Will Scarlet and Will Stutely's characters are combined in this book, with Will Scarlet being the name chosen for the amalgamation. Those horrid sheriff's men shoot him down near the end of the book and it's so sad. Especially as he was Robin's closest friend in this version and Robin was so torn up about it. Speaking about the ending...ACK. It's one of the saddest things I've ever read.
See, Robin became an outlaw again and he had to leave Marian and after a time, she thought he had died. So Guy was trying to persuade her to marry him, but she refused and so the sheriff was going to make her a prisoner, or something to that effect. And, of course, she needs to escape, but she doesn't know how. Anyway, Little John (I think it's Little John) helps her find sanctuary in the abbey of Kirklees and there the prioress wears away on Marian until she agreed to become a nun. Then, when Robin's dying, Little John takes him to the abbey and the prioress does her dreadful deed and Robin blows his horn. Both Little John - who's in the forest - and Marian - who's praying in the chapel - hear it and come to him and...yeah. It's almost as heartbreaking as the ending of BBC's adaption.

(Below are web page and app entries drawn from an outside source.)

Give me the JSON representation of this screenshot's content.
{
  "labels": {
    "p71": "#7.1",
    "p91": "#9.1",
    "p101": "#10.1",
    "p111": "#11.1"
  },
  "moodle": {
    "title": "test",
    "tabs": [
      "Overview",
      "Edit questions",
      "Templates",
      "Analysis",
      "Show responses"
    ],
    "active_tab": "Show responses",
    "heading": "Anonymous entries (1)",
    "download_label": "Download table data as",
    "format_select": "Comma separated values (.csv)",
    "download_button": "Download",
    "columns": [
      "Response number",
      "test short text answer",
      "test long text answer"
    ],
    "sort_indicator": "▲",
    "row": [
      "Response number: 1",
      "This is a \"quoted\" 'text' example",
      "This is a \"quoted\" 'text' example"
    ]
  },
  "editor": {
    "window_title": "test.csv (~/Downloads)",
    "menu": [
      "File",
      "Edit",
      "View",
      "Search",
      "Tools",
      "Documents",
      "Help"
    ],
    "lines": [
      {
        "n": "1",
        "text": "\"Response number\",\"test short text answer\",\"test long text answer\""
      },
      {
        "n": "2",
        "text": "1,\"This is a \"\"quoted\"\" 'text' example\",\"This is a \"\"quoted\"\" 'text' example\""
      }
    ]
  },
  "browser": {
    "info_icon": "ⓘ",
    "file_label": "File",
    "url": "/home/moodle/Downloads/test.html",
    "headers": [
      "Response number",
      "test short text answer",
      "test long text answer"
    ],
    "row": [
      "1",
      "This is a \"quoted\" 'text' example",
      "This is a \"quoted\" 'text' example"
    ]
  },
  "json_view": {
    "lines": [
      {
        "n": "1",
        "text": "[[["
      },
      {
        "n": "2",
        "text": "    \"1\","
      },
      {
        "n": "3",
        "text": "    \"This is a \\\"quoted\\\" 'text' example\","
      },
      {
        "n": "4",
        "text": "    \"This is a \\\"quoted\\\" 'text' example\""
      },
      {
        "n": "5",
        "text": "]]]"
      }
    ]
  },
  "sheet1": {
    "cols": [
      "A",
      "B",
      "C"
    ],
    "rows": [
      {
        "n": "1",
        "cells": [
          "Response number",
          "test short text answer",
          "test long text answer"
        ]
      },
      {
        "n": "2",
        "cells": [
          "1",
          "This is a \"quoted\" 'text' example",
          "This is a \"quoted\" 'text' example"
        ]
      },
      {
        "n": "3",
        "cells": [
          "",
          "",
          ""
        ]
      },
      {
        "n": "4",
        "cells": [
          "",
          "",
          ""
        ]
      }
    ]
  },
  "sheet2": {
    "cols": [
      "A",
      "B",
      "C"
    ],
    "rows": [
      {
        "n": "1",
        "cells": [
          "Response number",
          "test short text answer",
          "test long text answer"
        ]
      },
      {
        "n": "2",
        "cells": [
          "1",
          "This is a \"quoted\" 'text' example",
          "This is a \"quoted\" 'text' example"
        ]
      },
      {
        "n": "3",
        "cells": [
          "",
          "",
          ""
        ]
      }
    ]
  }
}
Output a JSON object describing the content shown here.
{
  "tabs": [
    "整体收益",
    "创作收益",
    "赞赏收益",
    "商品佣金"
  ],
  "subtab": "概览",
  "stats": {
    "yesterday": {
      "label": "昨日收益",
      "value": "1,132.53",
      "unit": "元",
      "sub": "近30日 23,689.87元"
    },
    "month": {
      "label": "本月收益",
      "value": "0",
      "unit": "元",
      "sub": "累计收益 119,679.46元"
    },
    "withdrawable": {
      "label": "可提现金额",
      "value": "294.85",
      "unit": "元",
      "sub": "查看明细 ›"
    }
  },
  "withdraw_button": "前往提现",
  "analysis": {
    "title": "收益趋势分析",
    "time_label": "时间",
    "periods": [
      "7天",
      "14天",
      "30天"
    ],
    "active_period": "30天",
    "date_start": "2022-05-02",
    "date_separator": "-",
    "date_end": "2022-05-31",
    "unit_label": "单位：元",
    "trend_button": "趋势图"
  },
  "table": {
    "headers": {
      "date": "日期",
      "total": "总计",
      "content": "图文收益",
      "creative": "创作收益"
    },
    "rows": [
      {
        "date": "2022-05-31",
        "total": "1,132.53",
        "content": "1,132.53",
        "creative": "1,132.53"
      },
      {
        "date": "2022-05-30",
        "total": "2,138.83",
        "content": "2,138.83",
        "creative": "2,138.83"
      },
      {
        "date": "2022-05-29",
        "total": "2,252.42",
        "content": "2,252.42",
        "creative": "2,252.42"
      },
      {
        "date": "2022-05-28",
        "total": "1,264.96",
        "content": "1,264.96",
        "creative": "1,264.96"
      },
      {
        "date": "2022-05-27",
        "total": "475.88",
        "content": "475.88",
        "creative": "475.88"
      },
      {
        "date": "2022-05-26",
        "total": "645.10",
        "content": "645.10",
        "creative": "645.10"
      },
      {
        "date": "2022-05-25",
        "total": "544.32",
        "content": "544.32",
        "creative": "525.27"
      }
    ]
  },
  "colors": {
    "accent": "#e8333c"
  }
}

This is my second favorite adaption of Robin Hood. And my favorite adaption is the next - and last - one being reviewed.
This book is the best version of Robin Hood I've ever read. I found it for free on Kindle while I was browsing around for free Robin Hood books, and so I downloaded it. When I first tried to read it, I couldn't get into and I set it down. There's a lot of Robin's backstory laid down (about half the book) before he even becomes an outlaw, so I was a little bored at first. However, I stuck with it the second time and I'm so glad I did. Robin is a lot younger in this version (only seventeen or eighteen), and so is Marian (fifteen or sixteen) and I found the whole story more interesting than any other version I've read. A new character that I never read about before - Will o' th' Green - was in the first half of the book. He was the original leader of Robin's band and I really, really liked him. 'Twas quite sad when he died, naming Robin as his heir, so to speak.
Will Stutely is amazing in this adaption. I never really cared about him when I read HP's version, but he was completely and totally epic in this book. I almost can't bear to keep all my thoughts on how great he is until his post, but I guess I'll have to. Also, Allan a Dale was a huge improvement over other portrayals of him. He's actually pretty cool and he and his wife join the gang after their wedding (I cannot get over how amazingly brave his wife is).
The ending was almost as sad as Green's version, but it didn't have Marian in it (she died of fever after she and Robin were married for five years, leaving him with two sons. He was so grief stricken that he sent his sons to his cousin and never saw them again) so it wasn't as bad. But the scene between him and Little John that is in every. single. adaption I've read, is always heartwrenching. There's really no other way to put it.
What's your favorite book version of Robin Hood? Have you read all of these books, or just one or two?